§ **TASK ITEM**
All of the data below should be repeated exactly. Pictures should not be included.

___ THE DATA ___

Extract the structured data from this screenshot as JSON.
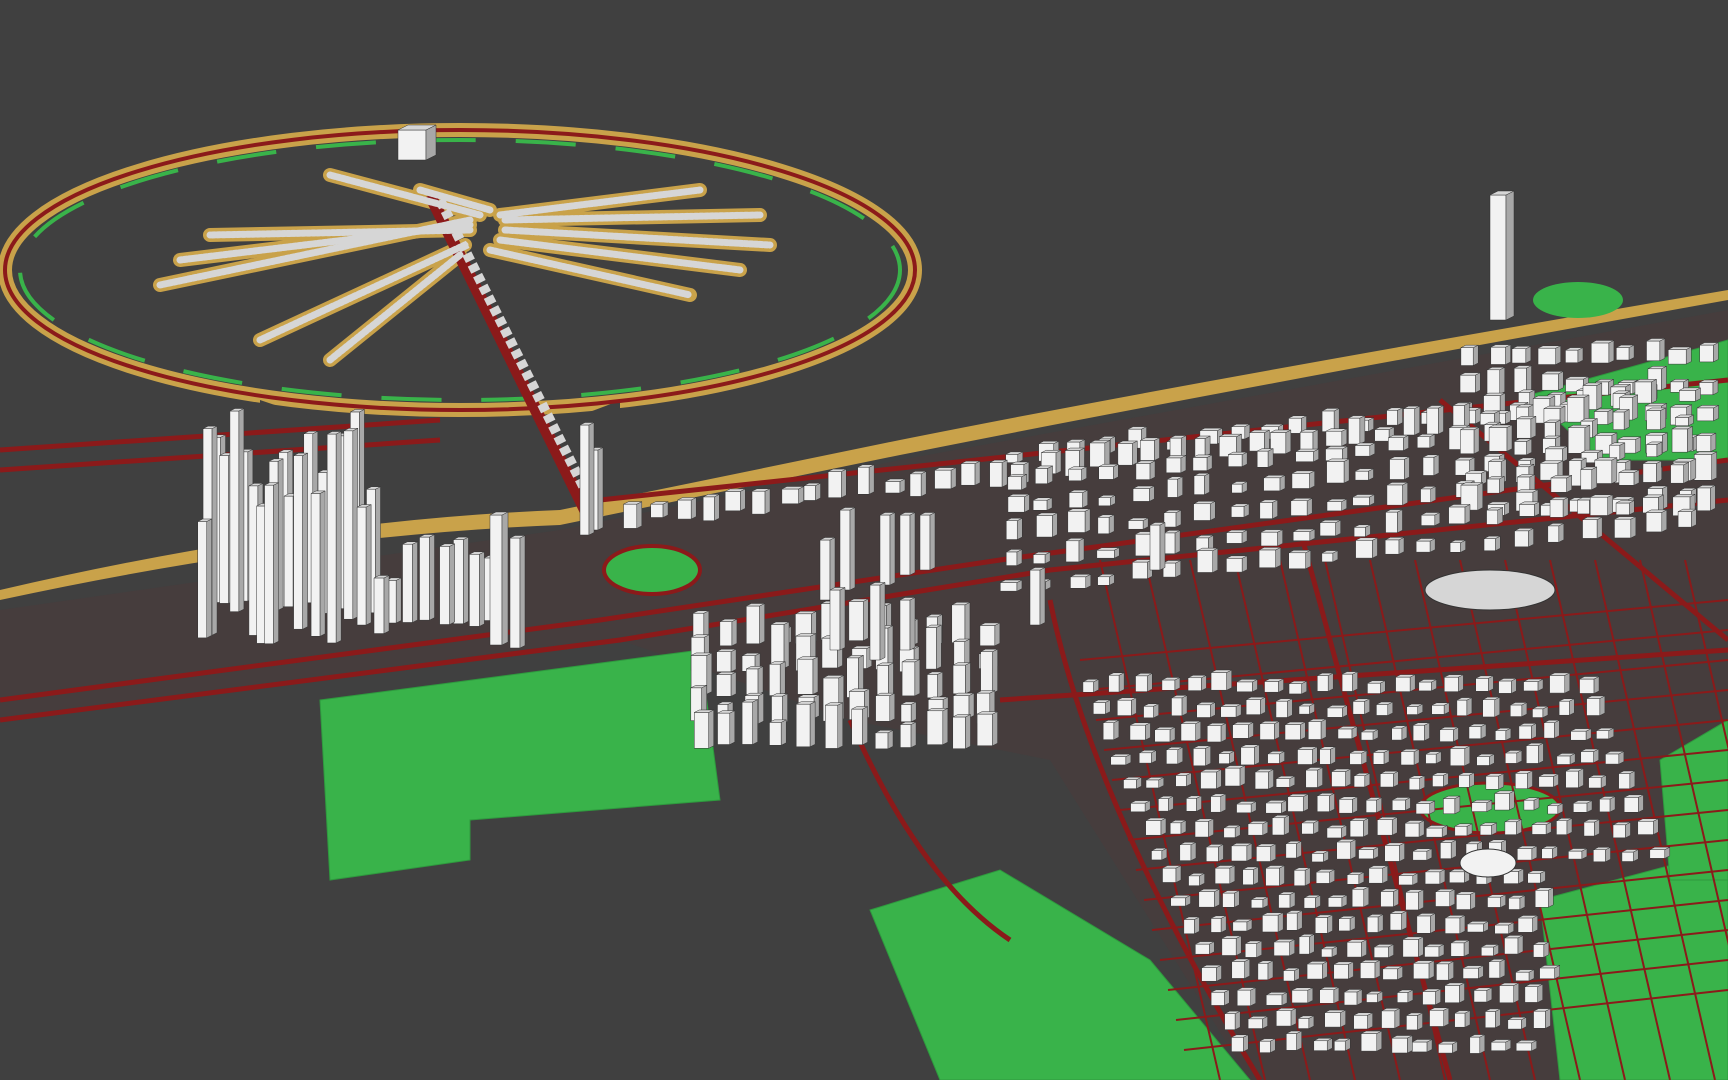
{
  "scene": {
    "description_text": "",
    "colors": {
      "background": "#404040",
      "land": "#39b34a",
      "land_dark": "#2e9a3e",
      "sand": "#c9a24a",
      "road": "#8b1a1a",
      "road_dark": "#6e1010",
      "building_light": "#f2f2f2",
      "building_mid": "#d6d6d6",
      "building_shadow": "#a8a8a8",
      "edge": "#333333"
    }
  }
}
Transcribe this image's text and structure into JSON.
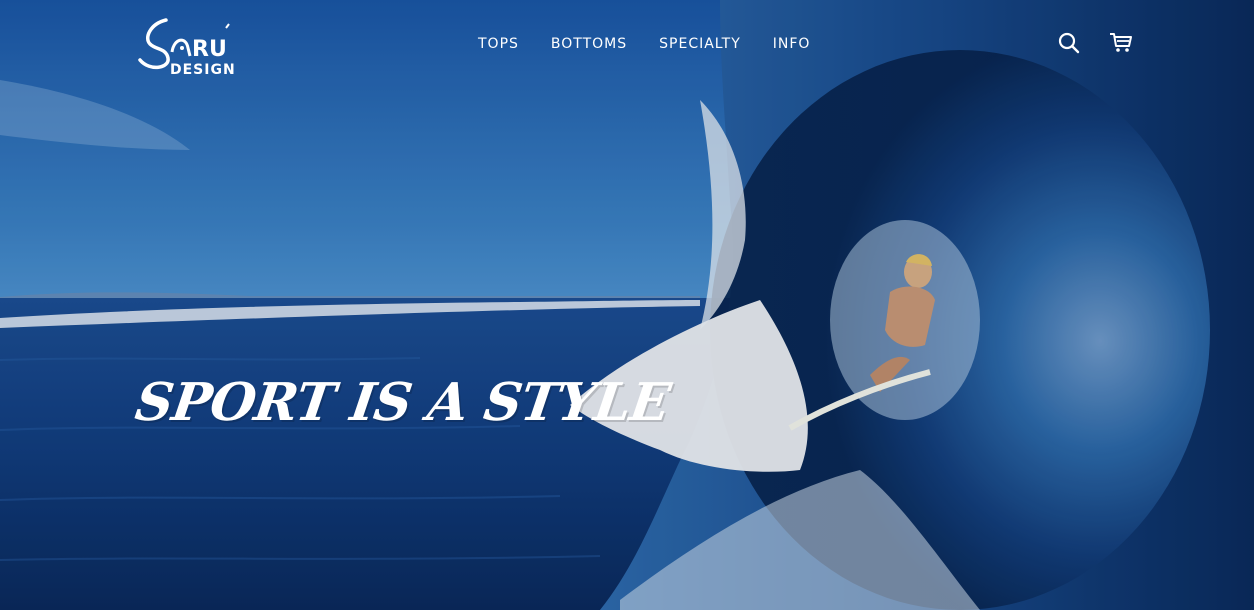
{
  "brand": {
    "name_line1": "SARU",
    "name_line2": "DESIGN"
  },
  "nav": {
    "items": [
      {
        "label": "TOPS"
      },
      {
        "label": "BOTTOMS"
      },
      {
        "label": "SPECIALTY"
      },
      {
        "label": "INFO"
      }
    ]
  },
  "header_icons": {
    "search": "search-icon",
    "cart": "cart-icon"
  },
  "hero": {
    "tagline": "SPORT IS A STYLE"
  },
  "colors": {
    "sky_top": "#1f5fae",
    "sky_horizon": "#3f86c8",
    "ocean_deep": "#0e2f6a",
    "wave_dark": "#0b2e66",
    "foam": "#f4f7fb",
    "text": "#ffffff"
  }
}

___

§ **TASK RESULT**
Extract the structured data from this screenshot as JSON.
{
  "scene": {
    "description_text": "",
    "colors": {
      "background": "#404040",
      "land": "#39b34a",
      "land_dark": "#2e9a3e",
      "sand": "#c9a24a",
      "road": "#8b1a1a",
      "road_dark": "#6e1010",
      "building_light": "#f2f2f2",
      "building_mid": "#d6d6d6",
      "building_shadow": "#a8a8a8",
      "edge": "#333333"
    }
  }
}
Transcribe this image's text and structure into JSON.
{
  "brand": {
    "name_line1": "SARU",
    "name_line2": "DESIGN"
  },
  "nav": {
    "items": [
      {
        "label": "TOPS"
      },
      {
        "label": "BOTTOMS"
      },
      {
        "label": "SPECIALTY"
      },
      {
        "label": "INFO"
      }
    ]
  },
  "header_icons": {
    "search": "search-icon",
    "cart": "cart-icon"
  },
  "hero": {
    "tagline": "SPORT IS A STYLE"
  },
  "colors": {
    "sky_top": "#1f5fae",
    "sky_horizon": "#3f86c8",
    "ocean_deep": "#0e2f6a",
    "wave_dark": "#0b2e66",
    "foam": "#f4f7fb",
    "text": "#ffffff"
  }
}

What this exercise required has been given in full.